It’s a scam.

The only way Michigan state courts contact prospective jurors is by mail, Gromek said. “Be aware: prospective jurors can call courts, but courts don’t initiate those calls. And courts never call prospective jurors to get their financial information.”

The Niles Daily Star reports that this scam is currently being run in Berrien County, in the southwest part of the state.

Gromek has these pointers to avoid have your pocket electronically picked:

  • Courts do not contact citizens by phone regarding jury duty. Be suspicious if a person calls claiming to be a court official or staff person.
  • Be skeptical if you are told, “In order to avoid prosecution for missing jury duty, you must provide your social security number now so we can verify your information.”
  • Be suspicious if the person pressures you for immediate action or refuses to send written information for you to review.
  • Never give out your bank, credit card, or social security information over the phone to someone who calls you.
  • If you are uncomfortable, hang up, even if the caller threatens prosecution.
  • Report suspicious calls to local police.

We’re pretty sure it won’t be boring

Dictionary publishers looking to illustrate the word “outspoken” could do no better than by printing the photograph on the right.

That’s not-so-instantly-recognizable attorney Geoff Fieger, the hands-down favorite for the title of “Michigan’s Most Controversial Attorney Ever,” behind the yellow tape.
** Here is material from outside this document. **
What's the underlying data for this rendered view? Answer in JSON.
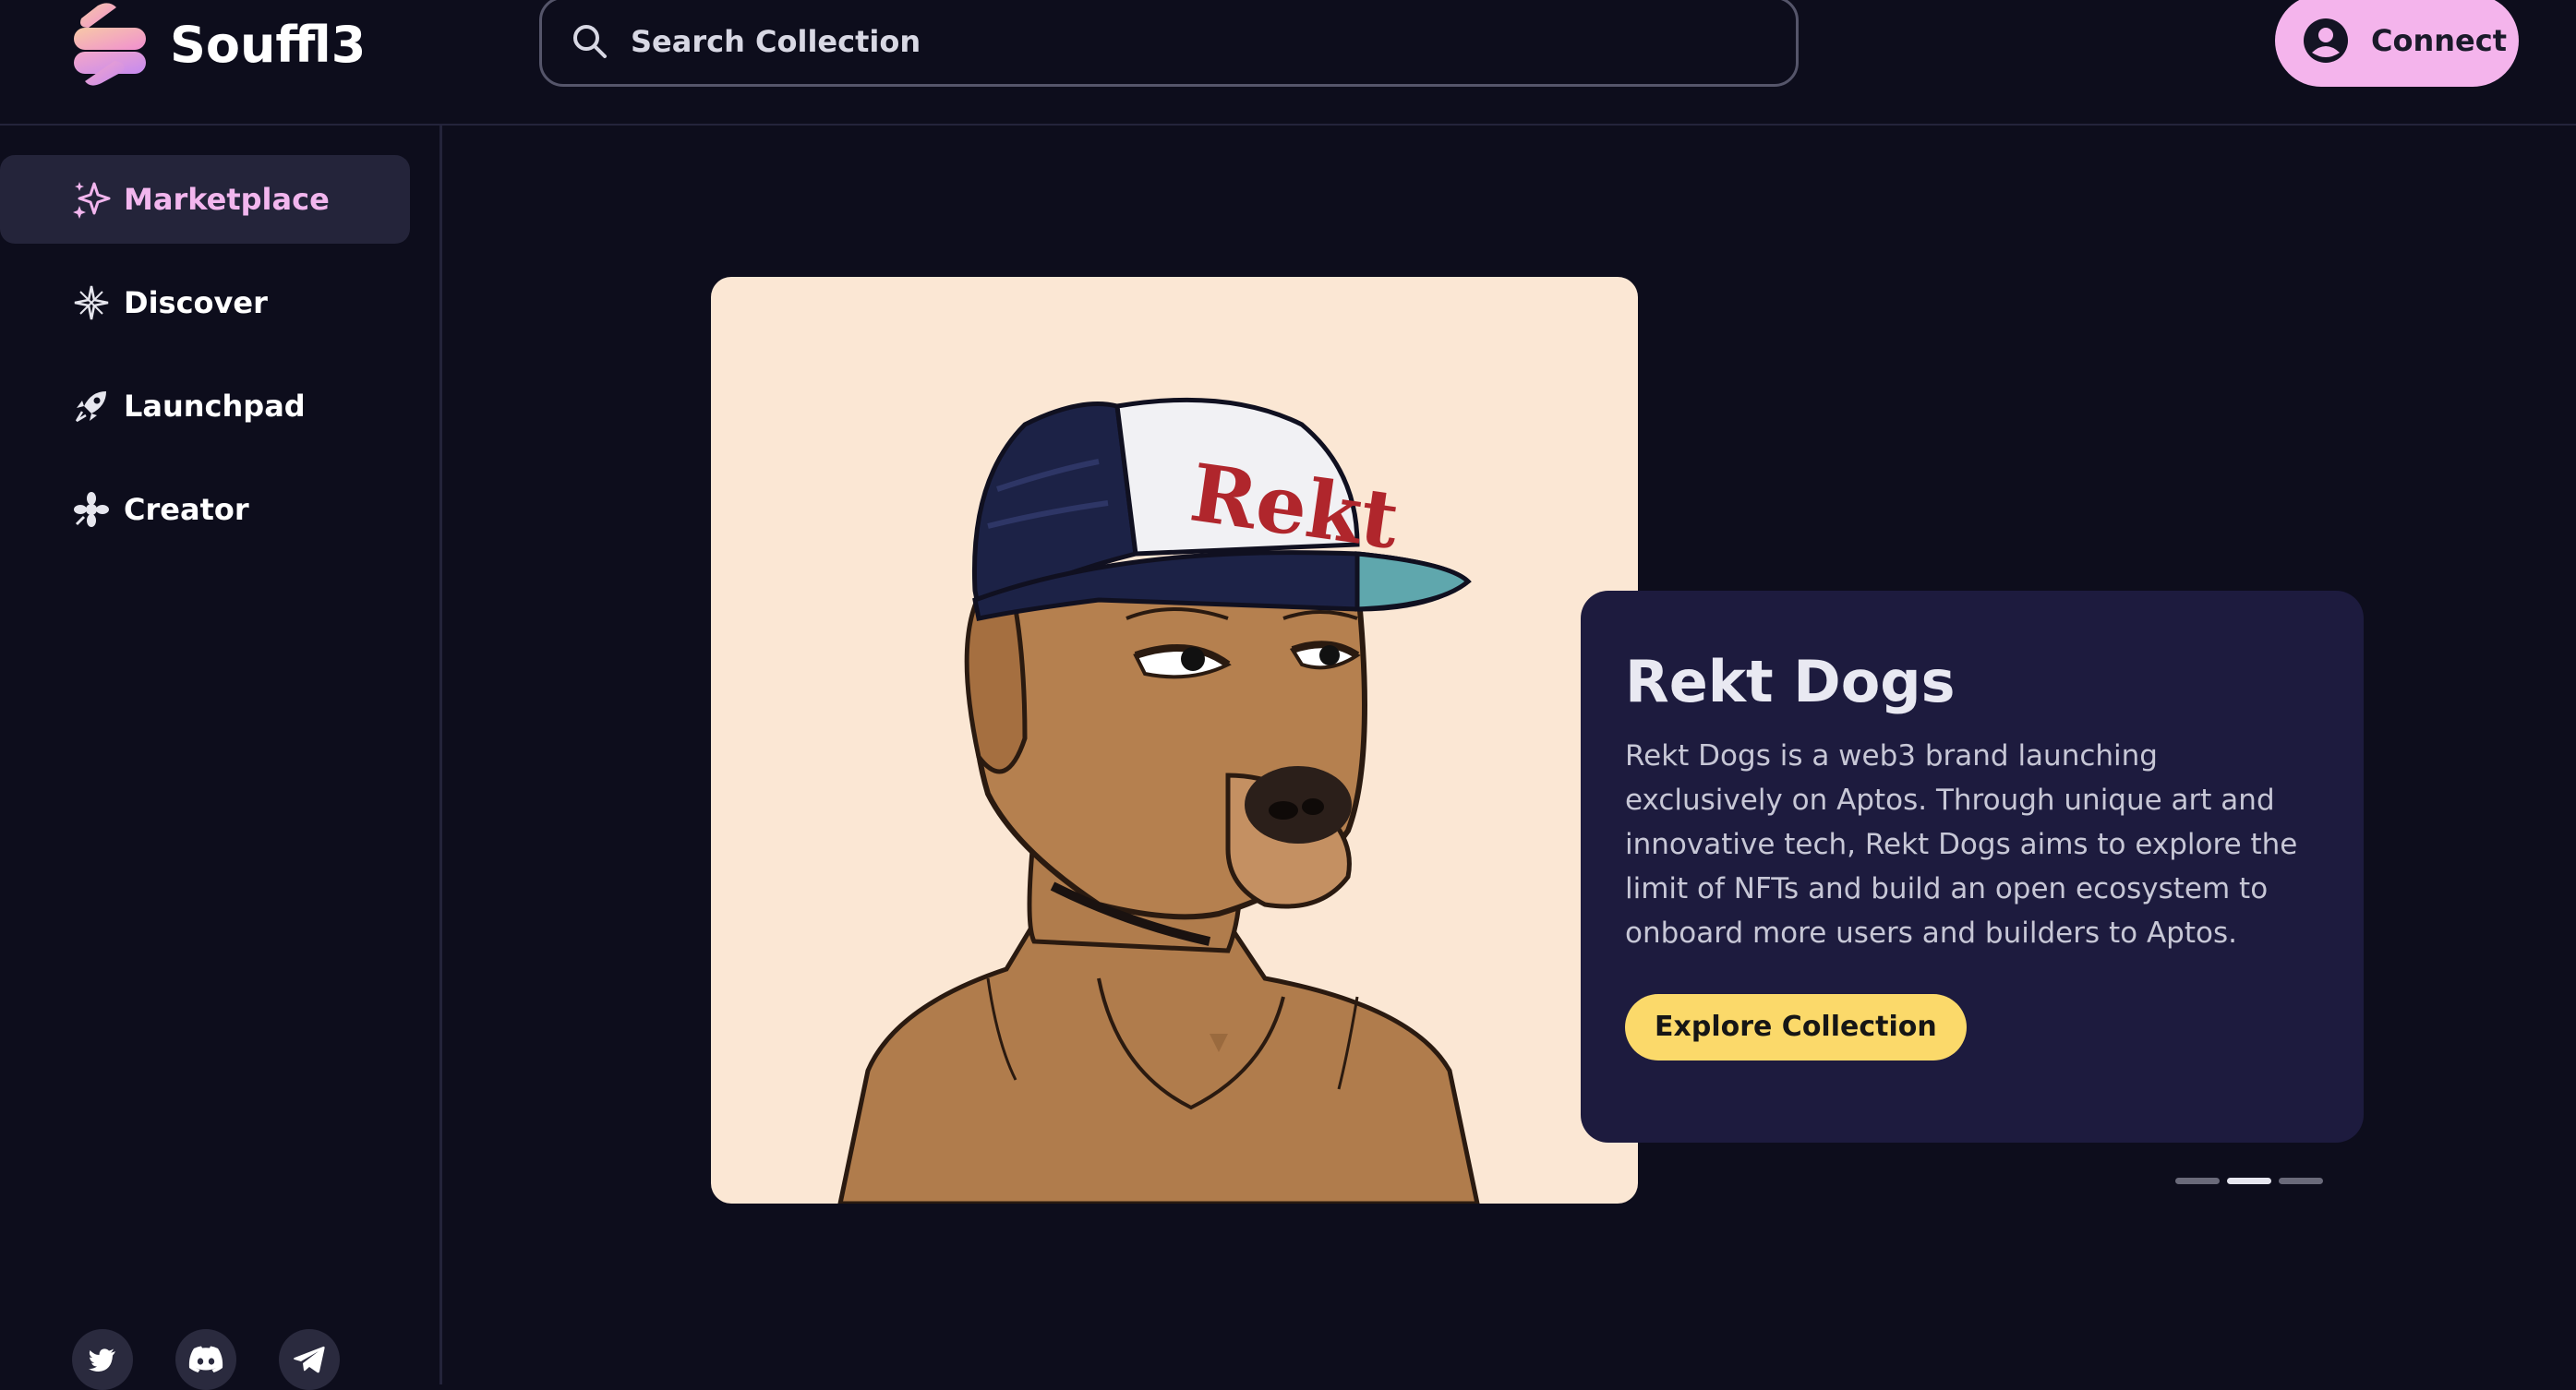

The image is part of “Fieger: Inside Out,” a collection of work being displayed by artist Holly Flory at The Print Gallery & Everything Art in Southfield through Nov. 1.

The gallery is located near 12 Mile Rd. and Northwestern Highway. Call 248-356-5454 for more information.